* [What you will do]:
The answer must be every line of the data that holds the word "this".

* [Input records]:
-- Opening Marker --

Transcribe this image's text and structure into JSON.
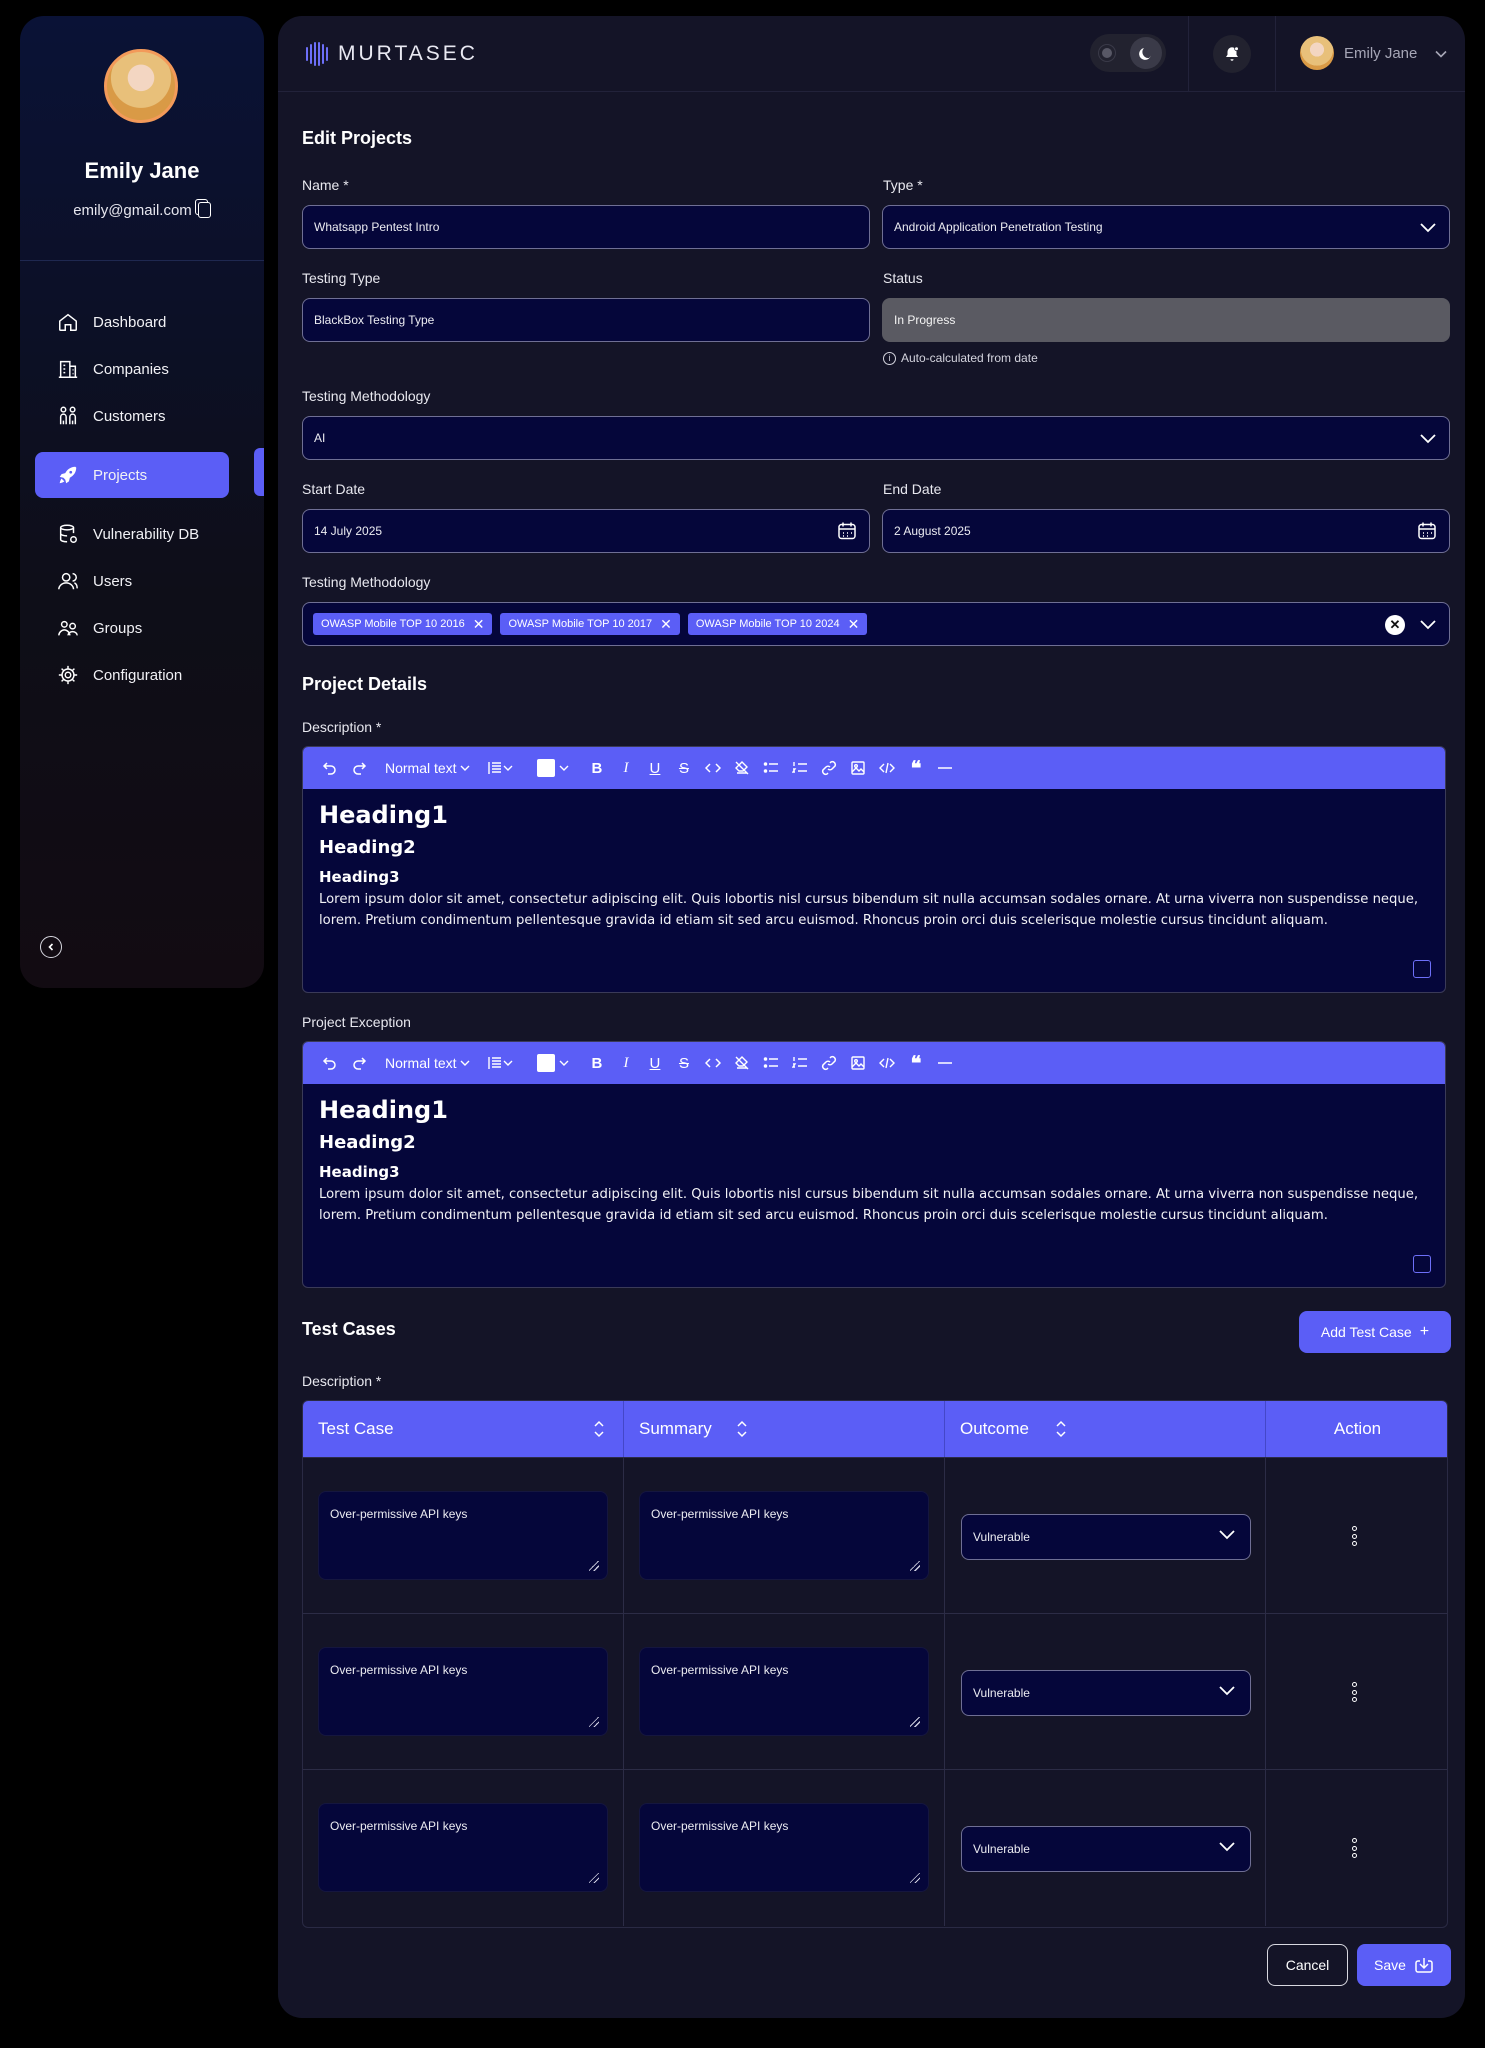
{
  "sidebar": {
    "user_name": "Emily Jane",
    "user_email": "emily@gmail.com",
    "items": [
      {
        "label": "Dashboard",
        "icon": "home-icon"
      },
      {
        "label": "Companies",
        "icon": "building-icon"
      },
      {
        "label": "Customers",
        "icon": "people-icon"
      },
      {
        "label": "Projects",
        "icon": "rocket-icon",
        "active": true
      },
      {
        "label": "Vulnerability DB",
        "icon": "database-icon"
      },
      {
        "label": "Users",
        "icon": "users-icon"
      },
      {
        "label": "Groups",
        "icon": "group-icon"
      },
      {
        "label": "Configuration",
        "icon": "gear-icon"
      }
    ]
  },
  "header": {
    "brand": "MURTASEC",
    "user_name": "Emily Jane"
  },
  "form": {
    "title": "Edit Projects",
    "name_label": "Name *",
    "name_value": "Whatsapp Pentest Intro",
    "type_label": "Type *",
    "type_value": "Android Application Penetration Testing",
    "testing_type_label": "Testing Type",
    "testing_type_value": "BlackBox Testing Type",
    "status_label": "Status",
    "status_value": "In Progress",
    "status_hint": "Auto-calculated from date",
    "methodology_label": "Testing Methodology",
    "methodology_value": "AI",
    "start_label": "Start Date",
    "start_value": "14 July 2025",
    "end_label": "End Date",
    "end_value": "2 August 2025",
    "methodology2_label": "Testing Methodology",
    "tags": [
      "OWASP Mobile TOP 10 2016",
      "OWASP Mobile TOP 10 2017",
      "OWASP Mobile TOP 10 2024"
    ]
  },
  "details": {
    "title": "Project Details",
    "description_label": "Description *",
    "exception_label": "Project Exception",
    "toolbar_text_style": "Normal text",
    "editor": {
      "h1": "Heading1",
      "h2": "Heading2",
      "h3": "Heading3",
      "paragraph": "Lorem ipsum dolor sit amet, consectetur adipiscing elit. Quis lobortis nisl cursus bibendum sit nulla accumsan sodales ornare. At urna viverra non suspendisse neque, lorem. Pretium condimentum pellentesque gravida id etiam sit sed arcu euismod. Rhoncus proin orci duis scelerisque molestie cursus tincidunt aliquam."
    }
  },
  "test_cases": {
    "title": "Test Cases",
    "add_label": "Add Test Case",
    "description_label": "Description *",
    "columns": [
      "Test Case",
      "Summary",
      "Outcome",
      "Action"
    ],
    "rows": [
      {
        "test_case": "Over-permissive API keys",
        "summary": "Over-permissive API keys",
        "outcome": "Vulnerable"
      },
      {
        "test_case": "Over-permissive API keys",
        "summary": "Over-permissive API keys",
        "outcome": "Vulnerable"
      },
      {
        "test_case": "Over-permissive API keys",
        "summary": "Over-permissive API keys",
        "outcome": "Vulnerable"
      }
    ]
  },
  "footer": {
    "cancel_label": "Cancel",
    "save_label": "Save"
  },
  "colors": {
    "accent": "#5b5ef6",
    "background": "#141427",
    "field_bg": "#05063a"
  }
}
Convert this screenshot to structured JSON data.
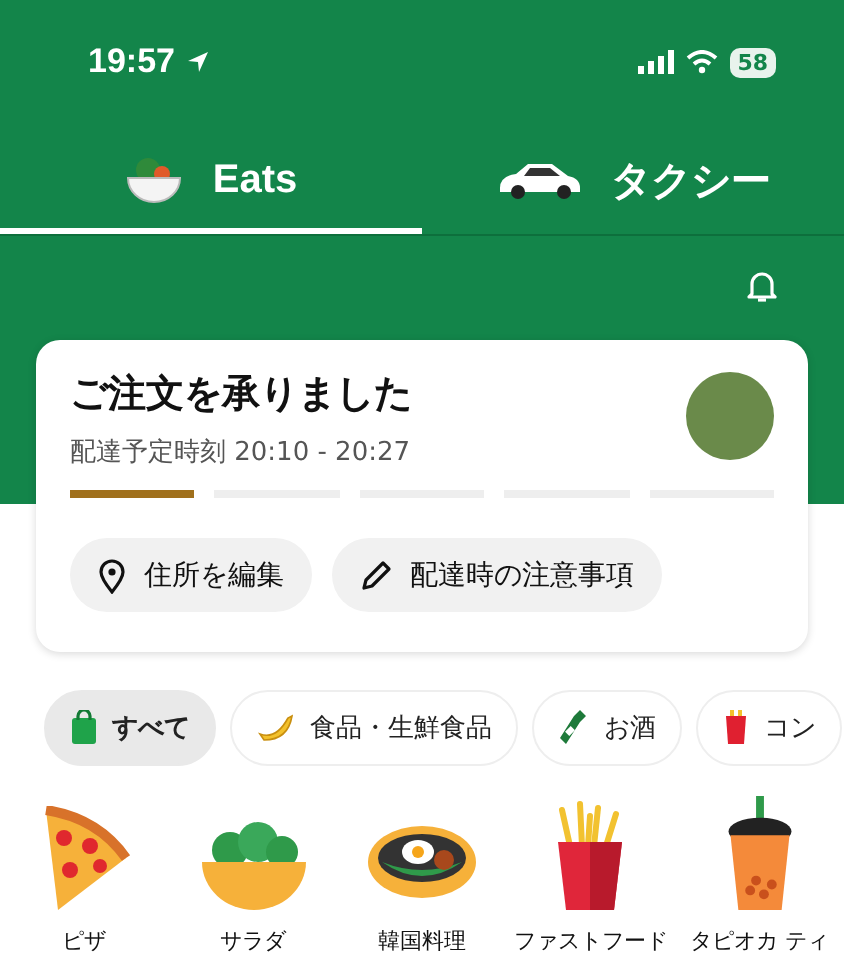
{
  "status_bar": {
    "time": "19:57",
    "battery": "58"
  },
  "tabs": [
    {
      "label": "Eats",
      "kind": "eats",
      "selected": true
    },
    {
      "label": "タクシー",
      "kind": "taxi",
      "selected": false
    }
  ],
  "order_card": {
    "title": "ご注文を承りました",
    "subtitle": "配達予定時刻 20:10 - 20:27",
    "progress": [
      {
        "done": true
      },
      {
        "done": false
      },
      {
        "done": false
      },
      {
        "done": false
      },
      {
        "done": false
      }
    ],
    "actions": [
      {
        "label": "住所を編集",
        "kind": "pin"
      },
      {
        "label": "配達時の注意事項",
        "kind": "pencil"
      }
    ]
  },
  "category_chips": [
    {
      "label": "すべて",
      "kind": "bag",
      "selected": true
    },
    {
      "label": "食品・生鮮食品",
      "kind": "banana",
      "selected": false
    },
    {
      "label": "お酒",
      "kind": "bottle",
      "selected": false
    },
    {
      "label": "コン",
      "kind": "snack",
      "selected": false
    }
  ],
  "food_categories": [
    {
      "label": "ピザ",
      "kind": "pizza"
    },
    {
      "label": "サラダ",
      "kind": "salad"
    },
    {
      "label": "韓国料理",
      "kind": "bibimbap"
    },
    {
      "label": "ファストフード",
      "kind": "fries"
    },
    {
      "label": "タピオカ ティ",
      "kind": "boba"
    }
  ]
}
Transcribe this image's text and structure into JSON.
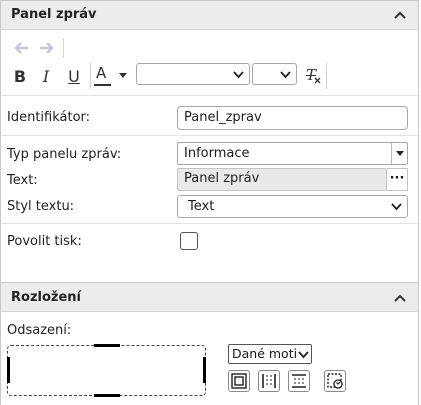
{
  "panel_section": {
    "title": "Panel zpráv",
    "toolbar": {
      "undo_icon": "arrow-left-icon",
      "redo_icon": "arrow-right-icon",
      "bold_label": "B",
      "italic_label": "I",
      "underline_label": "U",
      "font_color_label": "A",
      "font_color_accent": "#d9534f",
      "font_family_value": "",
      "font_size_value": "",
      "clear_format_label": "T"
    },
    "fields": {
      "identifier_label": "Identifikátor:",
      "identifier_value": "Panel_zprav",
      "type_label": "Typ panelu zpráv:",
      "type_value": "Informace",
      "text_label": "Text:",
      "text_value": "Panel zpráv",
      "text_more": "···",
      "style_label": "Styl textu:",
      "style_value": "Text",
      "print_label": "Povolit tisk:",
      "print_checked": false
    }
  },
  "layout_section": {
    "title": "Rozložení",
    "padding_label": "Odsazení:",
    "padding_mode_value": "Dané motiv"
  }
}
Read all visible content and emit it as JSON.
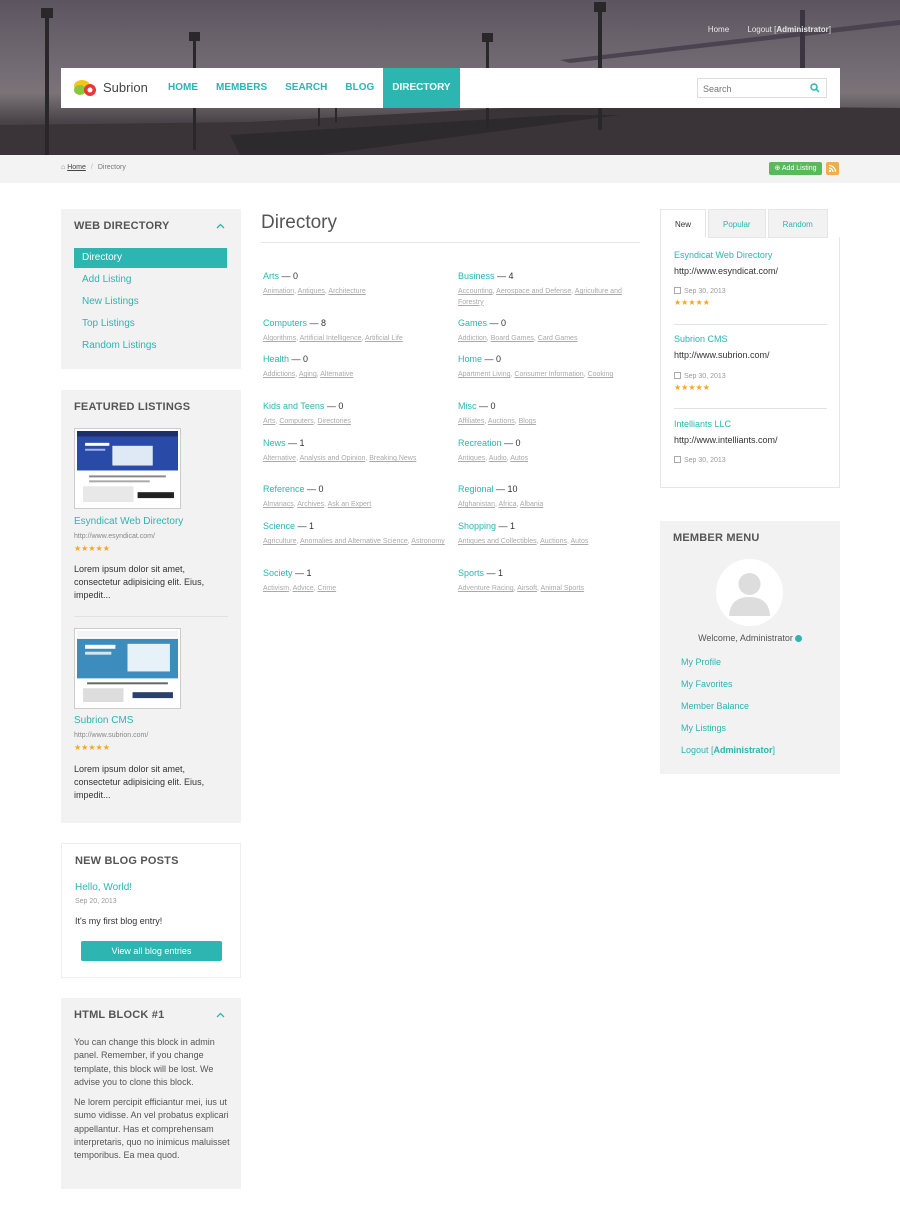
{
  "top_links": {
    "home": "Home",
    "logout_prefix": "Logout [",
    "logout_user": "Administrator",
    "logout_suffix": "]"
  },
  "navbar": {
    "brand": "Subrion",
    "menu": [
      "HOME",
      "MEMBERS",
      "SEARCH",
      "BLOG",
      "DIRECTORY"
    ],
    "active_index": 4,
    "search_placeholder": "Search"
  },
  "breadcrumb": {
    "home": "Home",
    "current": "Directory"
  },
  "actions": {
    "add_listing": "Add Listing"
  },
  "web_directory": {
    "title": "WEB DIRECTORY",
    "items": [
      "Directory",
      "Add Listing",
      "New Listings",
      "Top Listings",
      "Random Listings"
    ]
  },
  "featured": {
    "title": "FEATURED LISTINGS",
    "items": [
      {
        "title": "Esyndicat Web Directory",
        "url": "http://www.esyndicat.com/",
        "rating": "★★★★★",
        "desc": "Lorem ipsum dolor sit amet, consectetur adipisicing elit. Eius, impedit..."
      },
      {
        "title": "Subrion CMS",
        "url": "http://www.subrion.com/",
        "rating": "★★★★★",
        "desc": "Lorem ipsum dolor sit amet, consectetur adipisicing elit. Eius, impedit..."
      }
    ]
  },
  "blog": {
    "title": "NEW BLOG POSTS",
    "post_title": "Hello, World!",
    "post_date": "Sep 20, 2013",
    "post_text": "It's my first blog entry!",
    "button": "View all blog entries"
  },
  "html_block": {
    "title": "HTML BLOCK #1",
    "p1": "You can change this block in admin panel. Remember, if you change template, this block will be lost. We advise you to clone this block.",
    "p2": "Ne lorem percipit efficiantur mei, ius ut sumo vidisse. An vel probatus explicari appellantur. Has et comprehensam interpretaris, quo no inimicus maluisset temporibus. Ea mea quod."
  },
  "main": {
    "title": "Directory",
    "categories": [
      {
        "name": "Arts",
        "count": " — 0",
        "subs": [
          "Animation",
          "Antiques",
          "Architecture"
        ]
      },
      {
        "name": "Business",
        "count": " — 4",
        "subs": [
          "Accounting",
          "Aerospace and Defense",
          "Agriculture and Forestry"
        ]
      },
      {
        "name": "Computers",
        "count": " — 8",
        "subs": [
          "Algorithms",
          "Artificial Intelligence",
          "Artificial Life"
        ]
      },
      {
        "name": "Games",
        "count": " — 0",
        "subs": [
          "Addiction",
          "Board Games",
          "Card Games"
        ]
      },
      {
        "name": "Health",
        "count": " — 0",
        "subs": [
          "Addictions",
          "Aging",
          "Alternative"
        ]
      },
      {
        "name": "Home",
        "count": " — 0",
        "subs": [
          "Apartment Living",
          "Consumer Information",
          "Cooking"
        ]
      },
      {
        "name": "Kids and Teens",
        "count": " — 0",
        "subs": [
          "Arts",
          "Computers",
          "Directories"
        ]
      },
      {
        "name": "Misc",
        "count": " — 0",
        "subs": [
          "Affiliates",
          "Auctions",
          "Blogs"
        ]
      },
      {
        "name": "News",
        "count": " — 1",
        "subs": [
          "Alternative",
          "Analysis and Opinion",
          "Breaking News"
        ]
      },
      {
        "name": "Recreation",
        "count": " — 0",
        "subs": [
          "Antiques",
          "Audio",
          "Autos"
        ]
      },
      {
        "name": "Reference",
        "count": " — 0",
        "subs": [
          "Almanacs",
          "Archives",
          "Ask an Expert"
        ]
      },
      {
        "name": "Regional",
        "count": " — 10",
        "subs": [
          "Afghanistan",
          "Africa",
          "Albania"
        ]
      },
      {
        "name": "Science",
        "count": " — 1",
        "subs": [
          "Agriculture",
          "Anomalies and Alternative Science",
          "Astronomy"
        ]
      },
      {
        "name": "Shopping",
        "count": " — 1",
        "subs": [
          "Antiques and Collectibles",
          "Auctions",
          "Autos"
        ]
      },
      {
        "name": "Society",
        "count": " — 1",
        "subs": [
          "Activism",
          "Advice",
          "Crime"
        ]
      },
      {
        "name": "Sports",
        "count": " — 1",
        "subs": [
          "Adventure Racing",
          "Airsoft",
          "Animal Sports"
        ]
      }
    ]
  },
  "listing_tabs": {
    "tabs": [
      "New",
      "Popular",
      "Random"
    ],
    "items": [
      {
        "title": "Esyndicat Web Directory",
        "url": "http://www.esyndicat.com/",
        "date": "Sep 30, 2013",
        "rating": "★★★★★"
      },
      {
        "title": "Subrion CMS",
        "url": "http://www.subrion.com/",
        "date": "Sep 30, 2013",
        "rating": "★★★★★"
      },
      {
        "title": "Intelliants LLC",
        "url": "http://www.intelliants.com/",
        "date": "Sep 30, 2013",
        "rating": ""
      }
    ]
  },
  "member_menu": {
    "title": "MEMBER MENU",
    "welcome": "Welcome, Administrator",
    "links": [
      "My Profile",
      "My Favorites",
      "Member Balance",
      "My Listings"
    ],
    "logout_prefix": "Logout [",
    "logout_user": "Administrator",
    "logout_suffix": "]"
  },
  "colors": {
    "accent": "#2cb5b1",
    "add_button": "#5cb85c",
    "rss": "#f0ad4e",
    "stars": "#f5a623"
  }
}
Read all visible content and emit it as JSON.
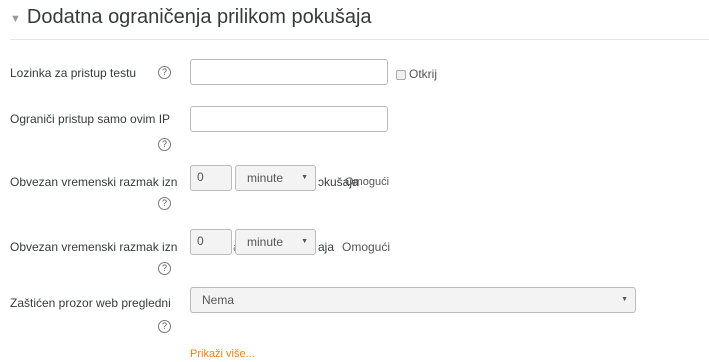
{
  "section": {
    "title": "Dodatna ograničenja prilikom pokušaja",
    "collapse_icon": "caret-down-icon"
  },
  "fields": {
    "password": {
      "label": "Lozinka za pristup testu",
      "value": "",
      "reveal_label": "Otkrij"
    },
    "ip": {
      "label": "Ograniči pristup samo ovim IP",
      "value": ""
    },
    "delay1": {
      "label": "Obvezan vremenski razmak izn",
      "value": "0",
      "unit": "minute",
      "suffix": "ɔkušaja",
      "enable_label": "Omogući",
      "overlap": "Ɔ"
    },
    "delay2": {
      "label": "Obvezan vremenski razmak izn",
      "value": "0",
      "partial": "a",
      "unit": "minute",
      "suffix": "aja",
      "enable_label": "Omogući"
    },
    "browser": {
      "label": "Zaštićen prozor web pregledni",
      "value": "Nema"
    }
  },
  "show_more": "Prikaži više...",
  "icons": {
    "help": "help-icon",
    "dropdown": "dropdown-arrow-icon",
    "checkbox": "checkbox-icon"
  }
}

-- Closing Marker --

* [Written response]:
Transcribe this image's text and structure into JSON.
Convert this screenshot to structured JSON data.
Transcribe this image's text and structure into JSON.
    "p1": "You can change this block in admin panel. Remember, if you change template, this block will be lost. We advise you to clone this block.",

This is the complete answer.